● **Exercise**
Report how many lines in the following entries contain "JARs". Nothing else should be given.

● **Collected data entries**
◇ ◇ ◇

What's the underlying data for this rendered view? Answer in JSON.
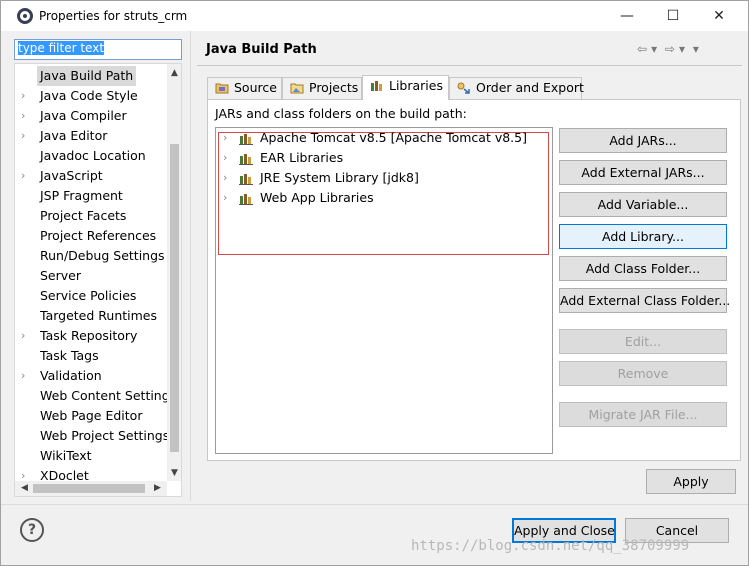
{
  "window": {
    "title": "Properties for struts_crm",
    "min_glyph": "—",
    "max_glyph": "☐",
    "close_glyph": "✕"
  },
  "filter": {
    "value": "type filter text"
  },
  "tree": {
    "items": [
      {
        "label": "Java Build Path",
        "expandable": false,
        "selected": true
      },
      {
        "label": "Java Code Style",
        "expandable": true
      },
      {
        "label": "Java Compiler",
        "expandable": true
      },
      {
        "label": "Java Editor",
        "expandable": true
      },
      {
        "label": "Javadoc Location",
        "expandable": false
      },
      {
        "label": "JavaScript",
        "expandable": true
      },
      {
        "label": "JSP Fragment",
        "expandable": false
      },
      {
        "label": "Project Facets",
        "expandable": false
      },
      {
        "label": "Project References",
        "expandable": false
      },
      {
        "label": "Run/Debug Settings",
        "expandable": false
      },
      {
        "label": "Server",
        "expandable": false
      },
      {
        "label": "Service Policies",
        "expandable": false
      },
      {
        "label": "Targeted Runtimes",
        "expandable": false
      },
      {
        "label": "Task Repository",
        "expandable": true
      },
      {
        "label": "Task Tags",
        "expandable": false
      },
      {
        "label": "Validation",
        "expandable": true
      },
      {
        "label": "Web Content Settings",
        "expandable": false
      },
      {
        "label": "Web Page Editor",
        "expandable": false
      },
      {
        "label": "Web Project Settings",
        "expandable": false
      },
      {
        "label": "WikiText",
        "expandable": false
      },
      {
        "label": "XDoclet",
        "expandable": true
      }
    ]
  },
  "page": {
    "title": "Java Build Path",
    "tabs": [
      "Source",
      "Projects",
      "Libraries",
      "Order and Export"
    ],
    "active_tab": "Libraries",
    "jars_label": "JARs and class folders on the build path:",
    "libraries": [
      "Apache Tomcat v8.5 [Apache Tomcat v8.5]",
      "EAR Libraries",
      "JRE System Library [jdk8]",
      "Web App Libraries"
    ],
    "buttons": {
      "add_jars": "Add JARs...",
      "add_external_jars": "Add External JARs...",
      "add_variable": "Add Variable...",
      "add_library": "Add Library...",
      "add_class_folder": "Add Class Folder...",
      "add_external_class_folder": "Add External Class Folder...",
      "edit": "Edit...",
      "remove": "Remove",
      "migrate_jar": "Migrate JAR File..."
    },
    "apply": "Apply"
  },
  "footer": {
    "help": "?",
    "apply_and_close": "Apply and Close",
    "cancel": "Cancel"
  },
  "watermark": "https://blog.csdn.net/qq_38709999"
}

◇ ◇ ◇

● **Result of the task**
3